| The task |
Nothing in the records may change when you print them out again.

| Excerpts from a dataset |

────────────────────────────────────────

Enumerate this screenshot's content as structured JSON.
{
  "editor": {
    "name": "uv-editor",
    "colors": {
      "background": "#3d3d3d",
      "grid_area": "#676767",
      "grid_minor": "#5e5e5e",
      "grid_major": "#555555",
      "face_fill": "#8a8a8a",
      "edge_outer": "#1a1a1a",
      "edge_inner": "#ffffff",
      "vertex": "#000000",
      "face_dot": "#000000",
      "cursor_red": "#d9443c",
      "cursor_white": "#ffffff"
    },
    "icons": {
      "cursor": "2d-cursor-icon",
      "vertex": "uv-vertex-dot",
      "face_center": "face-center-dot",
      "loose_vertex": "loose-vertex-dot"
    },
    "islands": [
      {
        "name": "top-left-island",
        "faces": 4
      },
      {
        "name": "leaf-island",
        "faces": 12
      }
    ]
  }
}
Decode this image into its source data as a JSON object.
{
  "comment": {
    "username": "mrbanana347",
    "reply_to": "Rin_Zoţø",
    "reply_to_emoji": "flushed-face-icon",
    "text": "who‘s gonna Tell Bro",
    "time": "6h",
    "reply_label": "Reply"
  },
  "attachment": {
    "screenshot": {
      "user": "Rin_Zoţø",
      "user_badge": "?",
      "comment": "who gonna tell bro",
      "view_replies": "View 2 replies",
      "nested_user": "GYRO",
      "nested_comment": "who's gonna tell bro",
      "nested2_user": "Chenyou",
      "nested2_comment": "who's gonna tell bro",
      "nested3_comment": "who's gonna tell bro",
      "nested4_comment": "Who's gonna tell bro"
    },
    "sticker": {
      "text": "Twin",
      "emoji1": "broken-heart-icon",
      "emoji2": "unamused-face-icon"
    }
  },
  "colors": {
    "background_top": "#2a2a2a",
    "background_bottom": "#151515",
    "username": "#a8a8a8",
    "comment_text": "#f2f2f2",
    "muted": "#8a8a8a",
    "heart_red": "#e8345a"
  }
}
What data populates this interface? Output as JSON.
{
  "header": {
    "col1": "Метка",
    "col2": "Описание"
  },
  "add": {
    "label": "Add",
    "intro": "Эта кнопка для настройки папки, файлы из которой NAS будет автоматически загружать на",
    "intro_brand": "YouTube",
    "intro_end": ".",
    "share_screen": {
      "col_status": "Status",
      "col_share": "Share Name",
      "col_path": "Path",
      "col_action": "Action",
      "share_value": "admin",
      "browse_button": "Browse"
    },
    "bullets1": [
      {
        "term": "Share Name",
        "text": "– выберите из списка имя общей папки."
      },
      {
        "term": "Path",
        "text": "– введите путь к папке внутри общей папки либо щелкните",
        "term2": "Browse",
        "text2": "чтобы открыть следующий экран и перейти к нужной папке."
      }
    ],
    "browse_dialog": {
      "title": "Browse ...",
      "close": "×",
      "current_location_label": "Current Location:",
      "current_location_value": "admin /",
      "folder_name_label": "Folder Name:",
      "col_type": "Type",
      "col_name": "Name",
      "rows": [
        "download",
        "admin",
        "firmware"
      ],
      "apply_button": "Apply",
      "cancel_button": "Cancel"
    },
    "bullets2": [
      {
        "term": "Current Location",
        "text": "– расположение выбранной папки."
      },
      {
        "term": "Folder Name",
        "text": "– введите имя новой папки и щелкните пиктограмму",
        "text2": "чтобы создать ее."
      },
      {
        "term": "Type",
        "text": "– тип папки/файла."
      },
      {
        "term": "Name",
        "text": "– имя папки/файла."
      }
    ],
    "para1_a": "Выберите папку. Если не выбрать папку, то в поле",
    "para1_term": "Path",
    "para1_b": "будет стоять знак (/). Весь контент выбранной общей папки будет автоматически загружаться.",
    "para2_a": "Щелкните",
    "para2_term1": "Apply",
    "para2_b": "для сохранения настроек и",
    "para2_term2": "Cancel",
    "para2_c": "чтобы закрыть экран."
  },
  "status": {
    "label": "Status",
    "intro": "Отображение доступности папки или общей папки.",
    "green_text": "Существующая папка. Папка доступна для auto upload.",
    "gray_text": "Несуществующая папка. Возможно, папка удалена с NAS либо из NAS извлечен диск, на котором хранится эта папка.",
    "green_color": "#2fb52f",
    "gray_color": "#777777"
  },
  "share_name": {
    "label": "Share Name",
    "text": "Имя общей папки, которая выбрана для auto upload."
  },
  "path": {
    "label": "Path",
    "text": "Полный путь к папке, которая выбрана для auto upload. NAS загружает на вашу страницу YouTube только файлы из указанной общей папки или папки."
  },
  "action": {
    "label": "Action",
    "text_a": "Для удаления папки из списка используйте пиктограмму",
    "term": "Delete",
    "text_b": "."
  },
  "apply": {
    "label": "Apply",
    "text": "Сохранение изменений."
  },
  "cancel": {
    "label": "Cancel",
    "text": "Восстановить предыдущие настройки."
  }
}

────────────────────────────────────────

| Response area |
Enumerate this screenshot's content as structured JSON.
{
  "editor": {
    "name": "uv-editor",
    "colors": {
      "background": "#3d3d3d",
      "grid_area": "#676767",
      "grid_minor": "#5e5e5e",
      "grid_major": "#555555",
      "face_fill": "#8a8a8a",
      "edge_outer": "#1a1a1a",
      "edge_inner": "#ffffff",
      "vertex": "#000000",
      "face_dot": "#000000",
      "cursor_red": "#d9443c",
      "cursor_white": "#ffffff"
    },
    "icons": {
      "cursor": "2d-cursor-icon",
      "vertex": "uv-vertex-dot",
      "face_center": "face-center-dot",
      "loose_vertex": "loose-vertex-dot"
    },
    "islands": [
      {
        "name": "top-left-island",
        "faces": 4
      },
      {
        "name": "leaf-island",
        "faces": 12
      }
    ]
  }
}
Decode this image into its source data as a JSON object.
{
  "comment": {
    "username": "mrbanana347",
    "reply_to": "Rin_Zoţø",
    "reply_to_emoji": "flushed-face-icon",
    "text": "who‘s gonna Tell Bro",
    "time": "6h",
    "reply_label": "Reply"
  },
  "attachment": {
    "screenshot": {
      "user": "Rin_Zoţø",
      "user_badge": "?",
      "comment": "who gonna tell bro",
      "view_replies": "View 2 replies",
      "nested_user": "GYRO",
      "nested_comment": "who's gonna tell bro",
      "nested2_user": "Chenyou",
      "nested2_comment": "who's gonna tell bro",
      "nested3_comment": "who's gonna tell bro",
      "nested4_comment": "Who's gonna tell bro"
    },
    "sticker": {
      "text": "Twin",
      "emoji1": "broken-heart-icon",
      "emoji2": "unamused-face-icon"
    }
  },
  "colors": {
    "background_top": "#2a2a2a",
    "background_bottom": "#151515",
    "username": "#a8a8a8",
    "comment_text": "#f2f2f2",
    "muted": "#8a8a8a",
    "heart_red": "#e8345a"
  }
}
What data populates this interface? Output as JSON.
{
  "header": {
    "col1": "Метка",
    "col2": "Описание"
  },
  "add": {
    "label": "Add",
    "intro": "Эта кнопка для настройки папки, файлы из которой NAS будет автоматически загружать на",
    "intro_brand": "YouTube",
    "intro_end": ".",
    "share_screen": {
      "col_status": "Status",
      "col_share": "Share Name",
      "col_path": "Path",
      "col_action": "Action",
      "share_value": "admin",
      "browse_button": "Browse"
    },
    "bullets1": [
      {
        "term": "Share Name",
        "text": "– выберите из списка имя общей папки."
      },
      {
        "term": "Path",
        "text": "– введите путь к папке внутри общей папки либо щелкните",
        "term2": "Browse",
        "text2": "чтобы открыть следующий экран и перейти к нужной папке."
      }
    ],
    "browse_dialog": {
      "title": "Browse ...",
      "close": "×",
      "current_location_label": "Current Location:",
      "current_location_value": "admin /",
      "folder_name_label": "Folder Name:",
      "col_type": "Type",
      "col_name": "Name",
      "rows": [
        "download",
        "admin",
        "firmware"
      ],
      "apply_button": "Apply",
      "cancel_button": "Cancel"
    },
    "bullets2": [
      {
        "term": "Current Location",
        "text": "– расположение выбранной папки."
      },
      {
        "term": "Folder Name",
        "text": "– введите имя новой папки и щелкните пиктограмму",
        "text2": "чтобы создать ее."
      },
      {
        "term": "Type",
        "text": "– тип папки/файла."
      },
      {
        "term": "Name",
        "text": "– имя папки/файла."
      }
    ],
    "para1_a": "Выберите папку. Если не выбрать папку, то в поле",
    "para1_term": "Path",
    "para1_b": "будет стоять знак (/). Весь контент выбранной общей папки будет автоматически загружаться.",
    "para2_a": "Щелкните",
    "para2_term1": "Apply",
    "para2_b": "для сохранения настроек и",
    "para2_term2": "Cancel",
    "para2_c": "чтобы закрыть экран."
  },
  "status": {
    "label": "Status",
    "intro": "Отображение доступности папки или общей папки.",
    "green_text": "Существующая папка. Папка доступна для auto upload.",
    "gray_text": "Несуществующая папка. Возможно, папка удалена с NAS либо из NAS извлечен диск, на котором хранится эта папка.",
    "green_color": "#2fb52f",
    "gray_color": "#777777"
  },
  "share_name": {
    "label": "Share Name",
    "text": "Имя общей папки, которая выбрана для auto upload."
  },
  "path": {
    "label": "Path",
    "text": "Полный путь к папке, которая выбрана для auto upload. NAS загружает на вашу страницу YouTube только файлы из указанной общей папки или папки."
  },
  "action": {
    "label": "Action",
    "text_a": "Для удаления папки из списка используйте пиктограмму",
    "term": "Delete",
    "text_b": "."
  },
  "apply": {
    "label": "Apply",
    "text": "Сохранение изменений."
  },
  "cancel": {
    "label": "Cancel",
    "text": "Восстановить предыдущие настройки."
  }
}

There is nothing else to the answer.